I agree. It’s enough — from ALL of ’em. Enough about the ad.

Did anything else important happen Wednesday during all this back and forth on what is clearly First Amendment-protected speech? Well, let’s see – the Senate said it’s a good idea to split Iraq into three parts; the Bush Administration asked Congress to approve another $42.3 billion for the Iraq and Afghanistan wars, bringing its total 2008 war funding request to nearly $190 billion; the Blackwater scandal continued to deepen; and the Senate said Iran’s largest military branch should henceforth be deemed a terrorist organization, a move some decry as a step toward our next war.

So, no, nothing important. Let’s talk about the ad some more.


Obama to open Oakland office while Hillary’s here

Democratic presidential candiate Barack Obama is about to open his first regional campaign office outside the four early primary states (Iowa, New Hampshire, Nevada and South Carolina) on Sunday right here in Oakland — two blocks from where Democratic presidential candidate Hillary Clinton is scheduled to stage a big rally a few hours later. No, he won’t be here himself.

It hadn’t been lost on journalists or political observers that the Obama operation in California thus far has been almost exclusively grassroots; there’ve been some trainings and events, but not much in the way of professional staff or offices.

Former gubernatorial candidate and state Controller Steve Westly told me today that Oakland was chosen for the office because the junior Senator from Illinois enjoys a broad base of support in the Bay Area and Northern California — remember the 10,000 to 12,000 who turned out for his March 17 rally in Oakland? — and expects that widespread backing by minority and young voters will carry him to victory in the Golden State. Oakland represents the kind of ethnically, socio-economically and otherwise diverse audience to which Obama appeals, Westly added, and efforts have been underway for weeks to secure a location; it turned out to be 436 14th Street, not far from Frank Ogawa Plaza.
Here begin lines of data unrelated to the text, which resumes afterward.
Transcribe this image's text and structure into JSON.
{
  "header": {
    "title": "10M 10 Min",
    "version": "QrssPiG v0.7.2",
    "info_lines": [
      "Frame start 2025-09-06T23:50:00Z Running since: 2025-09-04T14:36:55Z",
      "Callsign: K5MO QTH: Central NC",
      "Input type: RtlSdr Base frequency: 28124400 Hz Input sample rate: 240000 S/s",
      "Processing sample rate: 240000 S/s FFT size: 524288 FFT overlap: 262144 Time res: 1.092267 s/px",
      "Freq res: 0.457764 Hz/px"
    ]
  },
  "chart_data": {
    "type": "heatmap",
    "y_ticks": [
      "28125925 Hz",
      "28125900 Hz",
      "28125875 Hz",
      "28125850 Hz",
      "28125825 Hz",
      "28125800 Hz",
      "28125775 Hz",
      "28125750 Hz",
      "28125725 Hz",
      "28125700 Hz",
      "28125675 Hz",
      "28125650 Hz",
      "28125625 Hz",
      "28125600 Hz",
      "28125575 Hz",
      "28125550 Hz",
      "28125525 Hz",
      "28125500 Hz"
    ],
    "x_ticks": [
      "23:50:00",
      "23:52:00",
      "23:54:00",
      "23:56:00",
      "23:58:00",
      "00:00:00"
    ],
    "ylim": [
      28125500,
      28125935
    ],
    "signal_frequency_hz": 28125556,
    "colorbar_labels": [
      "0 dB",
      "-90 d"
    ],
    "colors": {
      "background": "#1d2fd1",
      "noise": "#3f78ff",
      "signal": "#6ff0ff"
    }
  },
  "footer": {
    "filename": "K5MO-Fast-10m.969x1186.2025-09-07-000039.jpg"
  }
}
But Westly wouldn’t comment on whether it’s coincidence that the office will open at 1 p.m. Sunday, three and a half hours before Clinton’s “Club44 Block Party” is to begin on Clay Street between 12th and 14th streets. “Who knows?” he said.

The Obama campaign also today announced an expanded California staff, including communications director Debbie Mesloh; she’ll be on leave from her post as communications director for San Francisco District Attorney Kamala Harris, herself an avowed Obama supporter. Mesloh previously worked as Northern California Field Director for U.S. Sen. Dianne Feinstein, D-Calif., and as press secretary for the Atlanta City Council.

Other hires include:

  • deputy campaign director and political director Vincent Harris, who’ll be on leave from his post as chief of staff to state Senator and Legislative Black Caucus Chairman-elect Mark Ridley-Thomas, D-Los Angeles. Harris earlier worked as deputy chief of staff to Gov. Gray Davis and as senior policy advisor to the late Rep. Juanita Millender-McDonald; he has managed field operations as a regional coordinator in the Democratic Coordinated Campaigns in 1998 and 1990 and as campaign manager for congressional and city council elections in 1996 and 1992, respectively.
  • field operations director Buffy Wicks, who most recently was political director for the UFCW’s WakeUpWalMart.com campaign. A California native, she has also worked as an organizer for the Howard Dean campaign and for the antiwar movement.
  • deputy political director and director of Asian/Pacific Islander outreach Van Tamom, who most recently was deputy director of public relations at the Los Angeles-based public relations firm Bomaye and was the 2006 Democratic nominee for the 60th California Assembly District.
  • Latino outreach director Edith Ramirez, on leave as a litigation partner in the law firm of Quinn Emanuel Urquhart Oliver & Hedges, LLP; she’s also vice president of the Los Angeles Department of Water and Power Board of Commissioners.